The airport was first established in 1934. The original facility had a very modern design that included a post office, police station, and a large elevated mezzanine. The airport became a popular hub for international flights that were arriving from Europe and the Middle East. The airport suffered major damage during World War II. It was used as a battleground during the war. The facility was occupied for years by the German Army. During the German retreat from Poland, the airport was intentionally bombed and destroyed. Reconstruction started after the war ended although there would not be a passenger terminal again until the 1960s.
The runways and one passenger terminal were rebuilt in 1969. Global political issues negatively affected the number of passengers and flights that were moving through the airport during this period.
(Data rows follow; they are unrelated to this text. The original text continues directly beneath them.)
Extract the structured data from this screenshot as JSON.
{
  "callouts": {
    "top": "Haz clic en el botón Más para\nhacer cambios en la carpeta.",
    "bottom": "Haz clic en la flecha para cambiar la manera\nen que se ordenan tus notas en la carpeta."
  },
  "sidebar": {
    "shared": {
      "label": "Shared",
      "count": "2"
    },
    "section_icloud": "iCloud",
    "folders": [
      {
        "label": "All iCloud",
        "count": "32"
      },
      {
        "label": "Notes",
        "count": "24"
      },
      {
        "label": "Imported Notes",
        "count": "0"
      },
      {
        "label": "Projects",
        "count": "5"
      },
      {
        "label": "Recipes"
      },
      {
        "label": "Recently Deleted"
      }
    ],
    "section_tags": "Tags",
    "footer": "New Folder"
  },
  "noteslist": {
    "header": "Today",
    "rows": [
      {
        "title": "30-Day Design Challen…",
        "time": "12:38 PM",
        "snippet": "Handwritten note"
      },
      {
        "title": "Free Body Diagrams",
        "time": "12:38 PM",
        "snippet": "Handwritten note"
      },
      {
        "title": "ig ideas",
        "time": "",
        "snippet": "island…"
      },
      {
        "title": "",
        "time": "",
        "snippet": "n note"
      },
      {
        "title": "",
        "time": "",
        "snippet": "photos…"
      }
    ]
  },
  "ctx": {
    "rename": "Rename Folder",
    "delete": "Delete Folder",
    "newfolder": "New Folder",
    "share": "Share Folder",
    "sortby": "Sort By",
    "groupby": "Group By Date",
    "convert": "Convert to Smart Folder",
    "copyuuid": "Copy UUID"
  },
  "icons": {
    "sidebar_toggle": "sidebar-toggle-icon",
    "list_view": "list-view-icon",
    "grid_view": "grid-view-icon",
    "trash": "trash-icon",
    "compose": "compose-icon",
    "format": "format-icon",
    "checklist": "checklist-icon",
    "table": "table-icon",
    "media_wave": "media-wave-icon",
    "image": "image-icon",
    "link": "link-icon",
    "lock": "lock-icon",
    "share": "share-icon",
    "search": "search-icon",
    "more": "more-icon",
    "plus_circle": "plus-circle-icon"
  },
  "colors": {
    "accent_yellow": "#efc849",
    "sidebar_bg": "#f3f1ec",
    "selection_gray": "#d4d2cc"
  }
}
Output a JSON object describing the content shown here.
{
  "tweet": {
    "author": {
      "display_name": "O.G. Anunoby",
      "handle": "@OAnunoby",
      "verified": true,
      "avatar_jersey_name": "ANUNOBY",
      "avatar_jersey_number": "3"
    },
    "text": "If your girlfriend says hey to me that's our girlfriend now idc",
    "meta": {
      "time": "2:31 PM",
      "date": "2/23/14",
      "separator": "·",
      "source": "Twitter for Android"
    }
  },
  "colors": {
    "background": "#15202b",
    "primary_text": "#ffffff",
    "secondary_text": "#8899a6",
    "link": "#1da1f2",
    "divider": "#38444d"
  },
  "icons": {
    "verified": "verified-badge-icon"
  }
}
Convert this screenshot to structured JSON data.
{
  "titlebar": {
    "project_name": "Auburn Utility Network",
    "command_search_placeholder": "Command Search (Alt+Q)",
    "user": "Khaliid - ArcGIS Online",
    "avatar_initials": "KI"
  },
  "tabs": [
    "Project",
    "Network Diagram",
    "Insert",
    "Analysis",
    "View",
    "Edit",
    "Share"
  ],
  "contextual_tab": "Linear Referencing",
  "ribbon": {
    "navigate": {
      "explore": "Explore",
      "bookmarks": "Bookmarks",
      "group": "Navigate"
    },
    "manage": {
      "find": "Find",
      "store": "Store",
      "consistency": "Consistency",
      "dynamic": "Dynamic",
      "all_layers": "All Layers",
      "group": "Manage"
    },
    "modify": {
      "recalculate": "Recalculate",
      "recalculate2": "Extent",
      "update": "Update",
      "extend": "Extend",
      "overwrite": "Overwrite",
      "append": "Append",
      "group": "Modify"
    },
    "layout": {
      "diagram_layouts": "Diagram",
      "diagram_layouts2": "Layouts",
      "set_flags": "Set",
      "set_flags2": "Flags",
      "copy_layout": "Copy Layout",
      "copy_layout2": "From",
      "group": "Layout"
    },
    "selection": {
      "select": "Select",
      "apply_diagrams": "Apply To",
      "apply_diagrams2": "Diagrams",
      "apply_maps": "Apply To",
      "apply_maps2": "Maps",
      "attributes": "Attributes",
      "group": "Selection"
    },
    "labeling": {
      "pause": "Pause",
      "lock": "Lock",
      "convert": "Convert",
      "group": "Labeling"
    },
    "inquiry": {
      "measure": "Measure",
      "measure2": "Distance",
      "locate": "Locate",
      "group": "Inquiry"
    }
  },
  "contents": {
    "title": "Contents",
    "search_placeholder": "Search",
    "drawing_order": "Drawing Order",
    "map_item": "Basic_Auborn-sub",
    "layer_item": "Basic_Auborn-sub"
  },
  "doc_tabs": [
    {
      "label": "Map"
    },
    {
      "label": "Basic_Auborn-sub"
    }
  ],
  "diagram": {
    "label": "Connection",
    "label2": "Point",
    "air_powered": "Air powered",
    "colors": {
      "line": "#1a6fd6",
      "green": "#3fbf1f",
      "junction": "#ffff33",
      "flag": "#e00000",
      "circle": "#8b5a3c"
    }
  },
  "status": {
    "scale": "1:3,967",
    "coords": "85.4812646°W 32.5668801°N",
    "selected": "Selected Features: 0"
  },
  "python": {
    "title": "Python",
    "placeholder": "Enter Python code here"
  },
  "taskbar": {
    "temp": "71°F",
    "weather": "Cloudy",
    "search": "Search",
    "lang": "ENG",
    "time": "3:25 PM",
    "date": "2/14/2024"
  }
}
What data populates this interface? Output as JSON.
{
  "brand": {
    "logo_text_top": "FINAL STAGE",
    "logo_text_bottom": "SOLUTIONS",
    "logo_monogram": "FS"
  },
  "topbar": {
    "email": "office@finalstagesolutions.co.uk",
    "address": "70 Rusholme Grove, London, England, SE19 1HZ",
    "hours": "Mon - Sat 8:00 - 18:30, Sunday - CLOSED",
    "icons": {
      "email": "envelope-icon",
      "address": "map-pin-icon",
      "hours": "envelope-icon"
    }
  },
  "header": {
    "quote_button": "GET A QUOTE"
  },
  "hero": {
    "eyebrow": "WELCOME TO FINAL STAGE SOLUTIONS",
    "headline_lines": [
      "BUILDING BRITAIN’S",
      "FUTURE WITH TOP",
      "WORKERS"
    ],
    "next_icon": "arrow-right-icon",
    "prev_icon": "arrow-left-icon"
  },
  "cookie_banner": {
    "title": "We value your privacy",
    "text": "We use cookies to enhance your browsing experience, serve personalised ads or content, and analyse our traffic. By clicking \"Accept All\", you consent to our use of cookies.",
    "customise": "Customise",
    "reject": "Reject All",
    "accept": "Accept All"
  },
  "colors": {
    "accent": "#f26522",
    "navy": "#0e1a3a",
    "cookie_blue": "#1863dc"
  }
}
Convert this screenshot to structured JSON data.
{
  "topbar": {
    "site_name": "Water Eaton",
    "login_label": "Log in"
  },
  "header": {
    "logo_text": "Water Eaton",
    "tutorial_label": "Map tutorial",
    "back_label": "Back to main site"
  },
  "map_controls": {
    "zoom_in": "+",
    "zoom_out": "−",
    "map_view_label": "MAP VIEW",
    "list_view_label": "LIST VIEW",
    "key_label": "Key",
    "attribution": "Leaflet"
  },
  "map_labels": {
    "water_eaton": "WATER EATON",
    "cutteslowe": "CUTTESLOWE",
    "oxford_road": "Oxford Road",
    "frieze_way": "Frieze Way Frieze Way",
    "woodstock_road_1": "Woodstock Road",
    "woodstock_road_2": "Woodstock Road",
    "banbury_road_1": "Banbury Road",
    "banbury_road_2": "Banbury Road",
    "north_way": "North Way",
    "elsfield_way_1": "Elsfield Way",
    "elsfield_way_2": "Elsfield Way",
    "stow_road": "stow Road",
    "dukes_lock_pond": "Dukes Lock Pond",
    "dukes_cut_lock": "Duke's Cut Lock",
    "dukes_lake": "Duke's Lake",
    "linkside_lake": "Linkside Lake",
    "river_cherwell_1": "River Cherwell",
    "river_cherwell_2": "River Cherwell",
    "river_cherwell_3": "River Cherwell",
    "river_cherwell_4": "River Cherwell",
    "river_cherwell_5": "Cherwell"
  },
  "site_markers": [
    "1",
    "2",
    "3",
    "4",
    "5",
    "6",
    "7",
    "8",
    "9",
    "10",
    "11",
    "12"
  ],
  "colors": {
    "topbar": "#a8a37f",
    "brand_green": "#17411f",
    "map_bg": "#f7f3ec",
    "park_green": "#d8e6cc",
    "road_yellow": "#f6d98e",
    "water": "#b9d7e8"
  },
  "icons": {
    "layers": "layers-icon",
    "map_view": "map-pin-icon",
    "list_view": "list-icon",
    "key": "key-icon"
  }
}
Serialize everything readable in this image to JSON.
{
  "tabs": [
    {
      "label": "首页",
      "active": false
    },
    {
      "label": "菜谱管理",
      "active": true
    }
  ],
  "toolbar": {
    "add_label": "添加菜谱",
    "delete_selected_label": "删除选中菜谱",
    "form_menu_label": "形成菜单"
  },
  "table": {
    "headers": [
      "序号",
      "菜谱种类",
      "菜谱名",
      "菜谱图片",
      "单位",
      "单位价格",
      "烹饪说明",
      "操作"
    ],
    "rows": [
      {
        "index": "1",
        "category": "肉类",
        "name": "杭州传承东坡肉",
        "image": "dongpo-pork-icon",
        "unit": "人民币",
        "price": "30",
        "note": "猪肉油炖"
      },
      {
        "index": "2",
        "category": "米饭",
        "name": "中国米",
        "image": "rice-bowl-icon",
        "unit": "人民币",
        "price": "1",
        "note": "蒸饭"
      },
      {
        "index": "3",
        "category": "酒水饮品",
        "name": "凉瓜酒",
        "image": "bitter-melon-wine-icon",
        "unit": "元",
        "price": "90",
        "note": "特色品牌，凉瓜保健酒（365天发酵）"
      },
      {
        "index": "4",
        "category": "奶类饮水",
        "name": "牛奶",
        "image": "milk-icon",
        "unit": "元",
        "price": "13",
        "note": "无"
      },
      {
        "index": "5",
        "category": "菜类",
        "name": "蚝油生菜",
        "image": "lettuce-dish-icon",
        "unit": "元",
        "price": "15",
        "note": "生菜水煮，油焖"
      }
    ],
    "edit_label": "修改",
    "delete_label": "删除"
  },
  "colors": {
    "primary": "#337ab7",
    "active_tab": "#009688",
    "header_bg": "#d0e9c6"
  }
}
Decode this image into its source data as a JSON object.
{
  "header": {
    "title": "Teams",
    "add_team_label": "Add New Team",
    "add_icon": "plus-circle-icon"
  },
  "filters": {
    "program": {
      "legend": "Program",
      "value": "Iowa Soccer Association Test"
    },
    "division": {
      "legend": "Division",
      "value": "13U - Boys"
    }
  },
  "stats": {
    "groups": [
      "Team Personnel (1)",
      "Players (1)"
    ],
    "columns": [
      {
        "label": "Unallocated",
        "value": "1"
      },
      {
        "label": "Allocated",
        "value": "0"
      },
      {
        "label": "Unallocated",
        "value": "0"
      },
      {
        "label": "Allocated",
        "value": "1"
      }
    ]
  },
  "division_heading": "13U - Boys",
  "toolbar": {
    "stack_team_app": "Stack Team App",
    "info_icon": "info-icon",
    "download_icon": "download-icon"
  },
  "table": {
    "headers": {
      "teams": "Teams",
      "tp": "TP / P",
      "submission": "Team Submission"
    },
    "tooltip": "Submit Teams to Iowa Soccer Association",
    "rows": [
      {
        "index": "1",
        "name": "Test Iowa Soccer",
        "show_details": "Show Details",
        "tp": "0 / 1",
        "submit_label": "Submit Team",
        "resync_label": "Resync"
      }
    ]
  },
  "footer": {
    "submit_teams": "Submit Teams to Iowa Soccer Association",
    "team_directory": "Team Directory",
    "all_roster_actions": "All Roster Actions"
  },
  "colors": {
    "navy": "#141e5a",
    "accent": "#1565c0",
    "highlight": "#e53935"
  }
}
The airport started to see a sharp increase in traffic after the political situation in the region became calmer in the early 1990s. A second terminal was built during this time. The airport was prepared to handle 1 million passengers each year. The reality is that the number of passengers grew exponentially during the first half of the 1990s. This resulted in constant changes and upgrades that were designed to ease the congestion caused by the over 6 million passengers that were arriving at the airport each year at the end of the 1990s.
The current Warsaw Chopin Airport contains a single large terminal. Terminal A was formed by linking two previously freestanding passenger terminals into a single facility. There is a third smaller terminal in the southern area of the airport that is undergoing construction although there are plans to eventually connect the satellite location to the main building. Terminal A is divided into five separate concourses. There are a total of 45 passenger gates available. Only 27 of these gates have jetways.
The airport has two main runways that intersect in the center. The longest runway is over 12,000 feet long and 196 feet wide. The shorter runway is 9,100 feet long and 164 feet wide. Both have an asphalt surface. The airport maintains 21 taxiways for planes. This allows more than 30 takeoffs or landings to be performed every single hour. An advanced guidance system is installed on the runways to help pilots during periods of poor weather or low visibility.
Warsaw Chopin Airport served over 9 million passengers in 2011. The number of annual visitors arriving at the airport has been increasing significantly almost every year since 2005. More than 116,000 aircraft landed or departed from the airport during the same period of time. The airport services dozens of the largest air freight companies in the world. The facility processes more than 3.1 million tons of cargo annually.